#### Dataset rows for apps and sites
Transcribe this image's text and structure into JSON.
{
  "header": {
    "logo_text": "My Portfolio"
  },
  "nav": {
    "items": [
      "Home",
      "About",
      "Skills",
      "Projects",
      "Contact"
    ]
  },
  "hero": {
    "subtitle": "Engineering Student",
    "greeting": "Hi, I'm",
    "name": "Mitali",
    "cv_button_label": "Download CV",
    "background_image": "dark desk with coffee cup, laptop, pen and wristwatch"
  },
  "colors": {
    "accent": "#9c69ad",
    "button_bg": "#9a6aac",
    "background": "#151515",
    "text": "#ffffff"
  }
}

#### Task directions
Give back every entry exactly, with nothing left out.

#### Solution
Transcribe this image's text and structure into JSON.
{
  "header": {
    "logo_text": "My Portfolio"
  },
  "nav": {
    "items": [
      "Home",
      "About",
      "Skills",
      "Projects",
      "Contact"
    ]
  },
  "hero": {
    "subtitle": "Engineering Student",
    "greeting": "Hi, I'm",
    "name": "Mitali",
    "cv_button_label": "Download CV",
    "background_image": "dark desk with coffee cup, laptop, pen and wristwatch"
  },
  "colors": {
    "accent": "#9c69ad",
    "button_bg": "#9a6aac",
    "background": "#151515",
    "text": "#ffffff"
  }
}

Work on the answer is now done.